- [Prompt]
Search the data for the string "jquery" and copy each line where it turns up.
[[ Information open ]]
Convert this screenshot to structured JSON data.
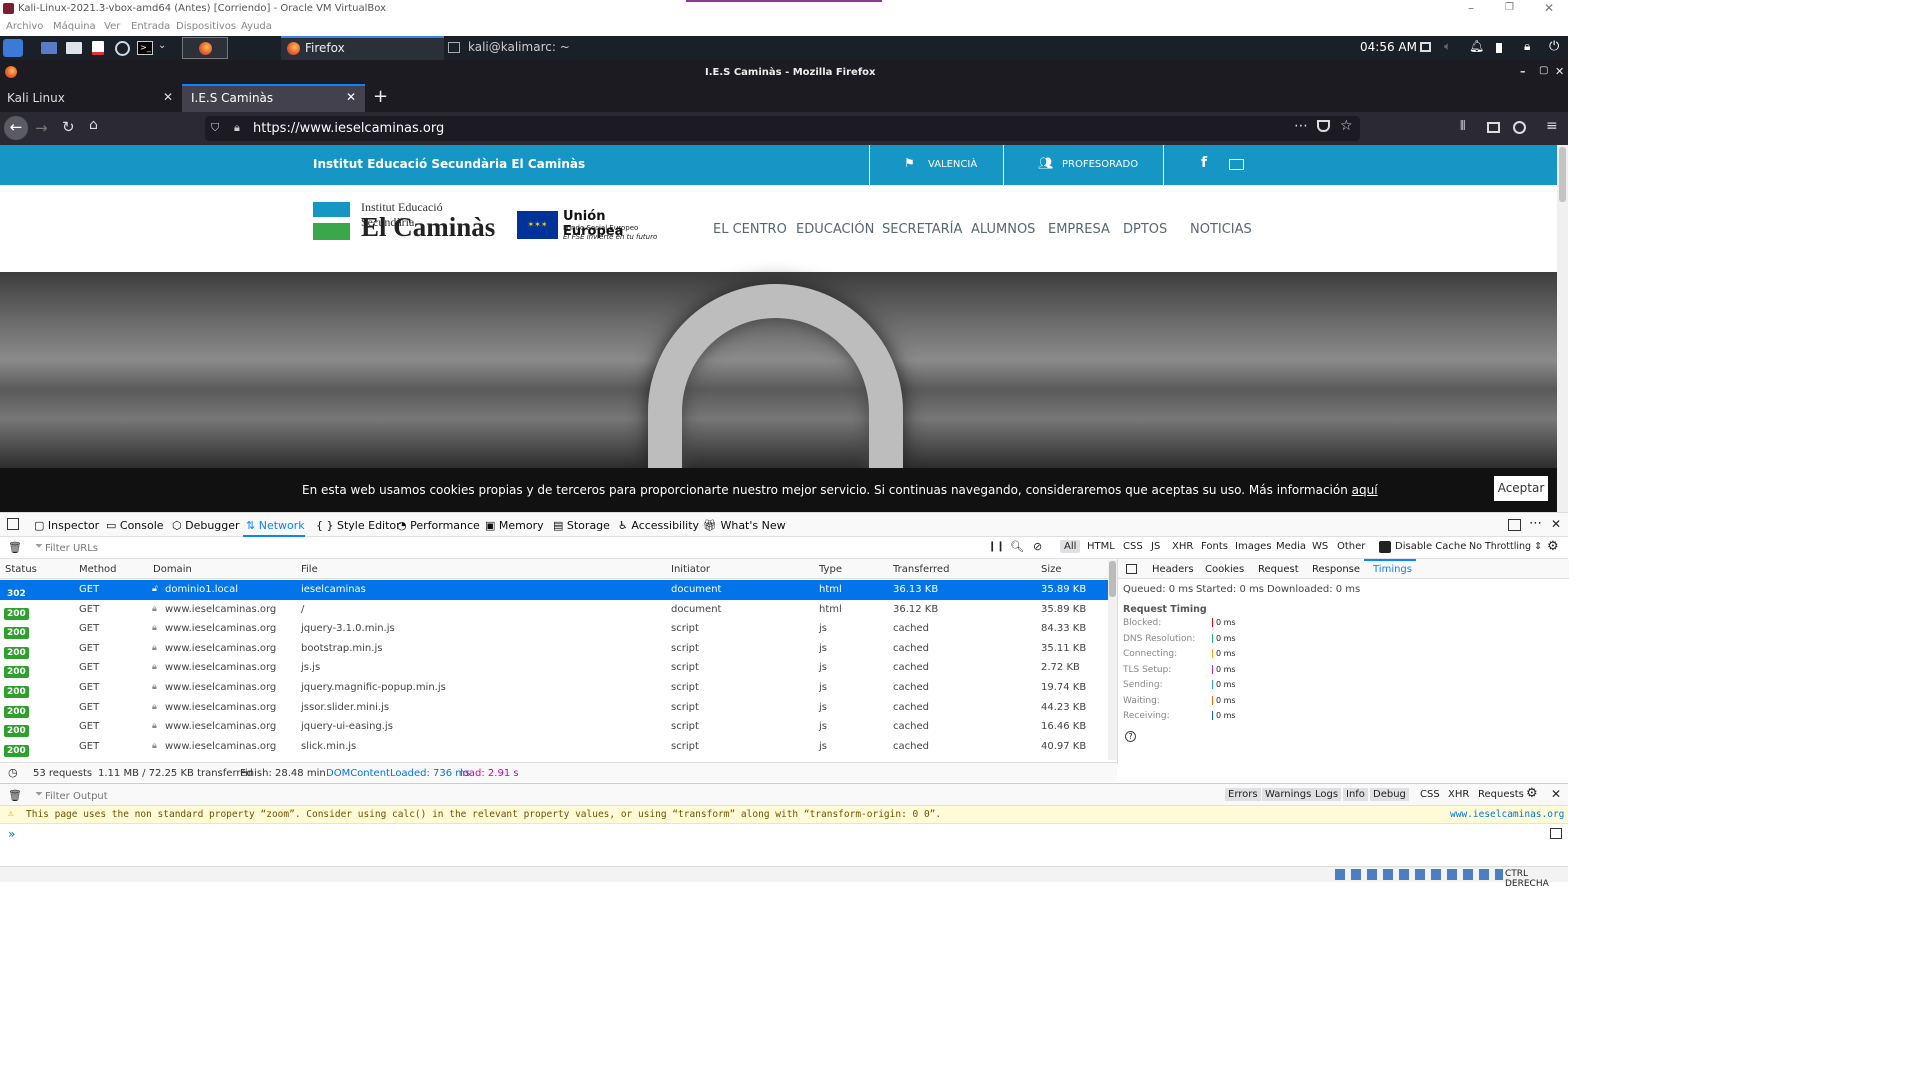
{
  "vbox": {
    "title": "Kali-Linux-2021.3-vbox-amd64 (Antes) [Corriendo] - Oracle VM VirtualBox",
    "menu": [
      "Archivo",
      "Máquina",
      "Ver",
      "Entrada",
      "Dispositivos",
      "Ayuda"
    ],
    "host_key": "CTRL DERECHA"
  },
  "panel": {
    "tasks": [
      {
        "label": "Firefox",
        "icon": "firefox-icon"
      },
      {
        "label": "kali@kalimarc: ~",
        "icon": "terminal-icon"
      }
    ],
    "clock": "04:56 AM"
  },
  "firefox": {
    "window_title": "I.E.S Caminàs - Mozilla Firefox",
    "tabs": [
      {
        "label": "Kali Linux",
        "active": false
      },
      {
        "label": "I.E.S Caminàs",
        "active": true
      }
    ],
    "url": "https://www.ieselcaminas.org"
  },
  "website": {
    "topbar_title": "Institut Educació Secundària El Caminàs",
    "topbar_links": [
      "VALENCIÀ",
      "PROFESORADO"
    ],
    "logo_small": "Institut Educació Secundària",
    "logo_big": "El Caminàs",
    "eu_title": "Unión Europea",
    "eu_sub1": "Fondo Social Europeo",
    "eu_sub2": "El FSE invierte en tu futuro",
    "nav": [
      "EL CENTRO",
      "EDUCACIÓN",
      "SECRETARÍA",
      "ALUMNOS",
      "EMPRESA",
      "DPTOS",
      "NOTICIAS"
    ],
    "cookie_text": "En esta web usamos cookies propias y de terceros para proporcionarte nuestro mejor servicio. Si continuas navegando, consideraremos que aceptas su uso. Más información",
    "cookie_link": "aquí",
    "cookie_button": "Aceptar"
  },
  "devtools": {
    "tabs": [
      "Inspector",
      "Console",
      "Debugger",
      "Network",
      "Style Editor",
      "Performance",
      "Memory",
      "Storage",
      "Accessibility",
      "What's New"
    ],
    "active_tab": "Network",
    "filter_placeholder": "Filter URLs",
    "type_filters": [
      "All",
      "HTML",
      "CSS",
      "JS",
      "XHR",
      "Fonts",
      "Images",
      "Media",
      "WS",
      "Other"
    ],
    "disable_cache": "Disable Cache",
    "throttling": "No Throttling ⇕",
    "columns": [
      "Status",
      "Method",
      "Domain",
      "File",
      "Initiator",
      "Type",
      "Transferred",
      "Size"
    ],
    "requests": [
      {
        "status": "302",
        "method": "GET",
        "domain": "dominio1.local",
        "file": "ieselcaminas",
        "initiator": "document",
        "type": "html",
        "transferred": "36.13 KB",
        "size": "35.89 KB",
        "selected": true
      },
      {
        "status": "200",
        "method": "GET",
        "domain": "www.ieselcaminas.org",
        "file": "/",
        "initiator": "document",
        "type": "html",
        "transferred": "36.12 KB",
        "size": "35.89 KB"
      },
      {
        "status": "200",
        "method": "GET",
        "domain": "www.ieselcaminas.org",
        "file": "jquery-3.1.0.min.js",
        "initiator": "script",
        "type": "js",
        "transferred": "cached",
        "size": "84.33 KB"
      },
      {
        "status": "200",
        "method": "GET",
        "domain": "www.ieselcaminas.org",
        "file": "bootstrap.min.js",
        "initiator": "script",
        "type": "js",
        "transferred": "cached",
        "size": "35.11 KB"
      },
      {
        "status": "200",
        "method": "GET",
        "domain": "www.ieselcaminas.org",
        "file": "js.js",
        "initiator": "script",
        "type": "js",
        "transferred": "cached",
        "size": "2.72 KB"
      },
      {
        "status": "200",
        "method": "GET",
        "domain": "www.ieselcaminas.org",
        "file": "jquery.magnific-popup.min.js",
        "initiator": "script",
        "type": "js",
        "transferred": "cached",
        "size": "19.74 KB"
      },
      {
        "status": "200",
        "method": "GET",
        "domain": "www.ieselcaminas.org",
        "file": "jssor.slider.mini.js",
        "initiator": "script",
        "type": "js",
        "transferred": "cached",
        "size": "44.23 KB"
      },
      {
        "status": "200",
        "method": "GET",
        "domain": "www.ieselcaminas.org",
        "file": "jquery-ui-easing.js",
        "initiator": "script",
        "type": "js",
        "transferred": "cached",
        "size": "16.46 KB"
      },
      {
        "status": "200",
        "method": "GET",
        "domain": "www.ieselcaminas.org",
        "file": "slick.min.js",
        "initiator": "script",
        "type": "js",
        "transferred": "cached",
        "size": "40.97 KB"
      }
    ],
    "summary": {
      "requests": "53 requests",
      "transferred": "1.11 MB / 72.25 KB transferred",
      "finish": "Finish: 28.48 min",
      "dcl": "DOMContentLoaded: 736 ms",
      "load": "load: 2.91 s"
    },
    "side_tabs": [
      "Headers",
      "Cookies",
      "Request",
      "Response",
      "Timings"
    ],
    "side_active": "Timings",
    "queued": "Queued: 0 ms",
    "started": "Started: 0 ms",
    "downloaded": "Downloaded: 0 ms",
    "timing_title": "Request Timing",
    "timings": [
      {
        "label": "Blocked:",
        "value": "0 ms"
      },
      {
        "label": "DNS Resolution:",
        "value": "0 ms"
      },
      {
        "label": "Connecting:",
        "value": "0 ms"
      },
      {
        "label": "TLS Setup:",
        "value": "0 ms"
      },
      {
        "label": "Sending:",
        "value": "0 ms"
      },
      {
        "label": "Waiting:",
        "value": "0 ms"
      },
      {
        "label": "Receiving:",
        "value": "0 ms"
      }
    ],
    "console_filter_placeholder": "Filter Output",
    "console_levels": [
      "Errors",
      "Warnings",
      "Logs",
      "Info",
      "Debug"
    ],
    "console_extra": [
      "CSS",
      "XHR",
      "Requests"
    ],
    "warning": "This page uses the non standard property “zoom”. Consider using calc() in the relevant property values, or using “transform” along with “transform-origin: 0 0”.",
    "warning_source": "www.ieselcaminas.org"
  }
}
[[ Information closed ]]
- [Reply]
        "file": "jquery-3.1.0.min.js",
        "file": "jquery.magnific-popup.min.js",
        "file": "jquery-ui-easing.js",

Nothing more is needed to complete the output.